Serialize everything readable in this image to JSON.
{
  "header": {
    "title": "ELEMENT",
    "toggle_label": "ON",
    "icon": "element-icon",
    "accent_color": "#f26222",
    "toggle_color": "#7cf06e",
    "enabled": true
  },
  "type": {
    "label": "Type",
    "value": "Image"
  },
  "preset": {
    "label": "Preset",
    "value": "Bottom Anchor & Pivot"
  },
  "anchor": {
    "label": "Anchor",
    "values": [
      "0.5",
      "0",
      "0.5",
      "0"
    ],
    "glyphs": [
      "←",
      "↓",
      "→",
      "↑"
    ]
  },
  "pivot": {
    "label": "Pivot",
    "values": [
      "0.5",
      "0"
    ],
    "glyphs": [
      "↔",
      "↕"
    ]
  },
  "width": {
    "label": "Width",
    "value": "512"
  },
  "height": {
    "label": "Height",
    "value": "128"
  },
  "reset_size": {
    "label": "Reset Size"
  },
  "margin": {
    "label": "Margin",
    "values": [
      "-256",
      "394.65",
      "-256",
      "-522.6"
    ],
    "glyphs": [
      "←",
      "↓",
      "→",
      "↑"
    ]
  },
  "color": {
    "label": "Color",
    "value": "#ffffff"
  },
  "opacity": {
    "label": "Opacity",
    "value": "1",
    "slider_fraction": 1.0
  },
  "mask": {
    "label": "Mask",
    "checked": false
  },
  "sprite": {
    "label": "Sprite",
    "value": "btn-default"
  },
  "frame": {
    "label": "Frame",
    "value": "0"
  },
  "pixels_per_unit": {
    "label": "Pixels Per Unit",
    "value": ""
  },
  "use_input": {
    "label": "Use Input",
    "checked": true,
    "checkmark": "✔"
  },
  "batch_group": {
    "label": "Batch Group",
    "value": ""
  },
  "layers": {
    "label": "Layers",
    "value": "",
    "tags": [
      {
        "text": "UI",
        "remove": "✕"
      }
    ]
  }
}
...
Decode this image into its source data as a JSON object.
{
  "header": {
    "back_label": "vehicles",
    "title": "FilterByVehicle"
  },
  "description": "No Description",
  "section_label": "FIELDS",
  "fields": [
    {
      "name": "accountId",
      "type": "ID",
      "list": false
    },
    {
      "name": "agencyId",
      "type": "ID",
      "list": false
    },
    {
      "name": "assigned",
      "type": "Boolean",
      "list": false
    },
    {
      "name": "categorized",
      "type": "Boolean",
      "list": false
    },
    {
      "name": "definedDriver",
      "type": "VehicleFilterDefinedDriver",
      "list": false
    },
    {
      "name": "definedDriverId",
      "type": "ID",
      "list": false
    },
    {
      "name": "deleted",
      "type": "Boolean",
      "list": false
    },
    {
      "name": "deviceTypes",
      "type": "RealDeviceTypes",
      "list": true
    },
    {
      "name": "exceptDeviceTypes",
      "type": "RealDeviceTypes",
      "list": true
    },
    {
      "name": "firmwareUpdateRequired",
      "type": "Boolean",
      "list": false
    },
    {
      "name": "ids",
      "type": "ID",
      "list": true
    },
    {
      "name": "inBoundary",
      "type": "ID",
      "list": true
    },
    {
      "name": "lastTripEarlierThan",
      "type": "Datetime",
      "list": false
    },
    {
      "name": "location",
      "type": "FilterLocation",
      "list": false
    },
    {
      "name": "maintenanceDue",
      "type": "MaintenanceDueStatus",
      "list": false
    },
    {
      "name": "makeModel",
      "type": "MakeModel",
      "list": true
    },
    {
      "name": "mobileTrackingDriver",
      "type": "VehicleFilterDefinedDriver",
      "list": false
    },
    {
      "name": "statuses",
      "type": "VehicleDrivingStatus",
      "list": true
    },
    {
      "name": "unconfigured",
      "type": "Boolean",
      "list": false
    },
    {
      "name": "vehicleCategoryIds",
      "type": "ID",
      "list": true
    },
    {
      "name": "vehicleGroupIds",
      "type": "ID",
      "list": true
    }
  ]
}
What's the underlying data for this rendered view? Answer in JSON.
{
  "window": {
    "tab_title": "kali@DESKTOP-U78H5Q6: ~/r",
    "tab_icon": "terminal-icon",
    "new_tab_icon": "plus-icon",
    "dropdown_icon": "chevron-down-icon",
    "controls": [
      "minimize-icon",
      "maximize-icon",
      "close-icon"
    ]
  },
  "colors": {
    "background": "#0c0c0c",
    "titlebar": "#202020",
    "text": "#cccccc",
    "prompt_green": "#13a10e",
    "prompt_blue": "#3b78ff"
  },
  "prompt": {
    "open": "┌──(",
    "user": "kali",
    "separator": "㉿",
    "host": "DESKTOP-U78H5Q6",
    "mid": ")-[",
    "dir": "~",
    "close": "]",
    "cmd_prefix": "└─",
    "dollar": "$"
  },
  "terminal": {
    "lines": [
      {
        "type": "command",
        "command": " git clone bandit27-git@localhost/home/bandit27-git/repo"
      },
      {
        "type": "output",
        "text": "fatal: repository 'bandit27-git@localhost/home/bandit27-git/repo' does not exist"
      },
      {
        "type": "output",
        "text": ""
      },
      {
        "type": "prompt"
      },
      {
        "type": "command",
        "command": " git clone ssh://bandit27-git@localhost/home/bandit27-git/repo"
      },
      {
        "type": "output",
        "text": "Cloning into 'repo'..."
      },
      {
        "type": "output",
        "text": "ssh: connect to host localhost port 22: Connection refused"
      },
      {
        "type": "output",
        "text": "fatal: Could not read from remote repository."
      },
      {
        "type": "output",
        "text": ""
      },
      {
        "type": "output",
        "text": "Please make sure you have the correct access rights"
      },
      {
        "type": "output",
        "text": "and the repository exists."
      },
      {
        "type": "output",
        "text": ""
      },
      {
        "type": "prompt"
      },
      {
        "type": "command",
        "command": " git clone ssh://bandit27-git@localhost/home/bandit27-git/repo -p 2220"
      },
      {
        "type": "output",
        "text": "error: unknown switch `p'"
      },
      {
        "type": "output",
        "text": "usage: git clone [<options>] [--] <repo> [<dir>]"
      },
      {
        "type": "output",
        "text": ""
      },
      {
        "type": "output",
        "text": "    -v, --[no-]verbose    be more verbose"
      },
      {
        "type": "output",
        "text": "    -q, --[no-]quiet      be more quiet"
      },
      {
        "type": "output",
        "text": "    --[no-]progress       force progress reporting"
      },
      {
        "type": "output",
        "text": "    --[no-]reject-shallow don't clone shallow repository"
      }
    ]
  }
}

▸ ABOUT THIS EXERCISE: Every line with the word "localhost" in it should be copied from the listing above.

▸ ANSWER TO THE EXERCISE:
        "command": " git clone bandit27-git@localhost/home/bandit27-git/repo"
        "text": "fatal: repository 'bandit27-git@localhost/home/bandit27-git/repo' does not exist"
        "command": " git clone ssh://bandit27-git@localhost/home/bandit27-git/repo"
        "text": "ssh: connect to host localhost port 22: Connection refused"
        "command": " git clone ssh://bandit27-git@localhost/home/bandit27-git/repo -p 2220"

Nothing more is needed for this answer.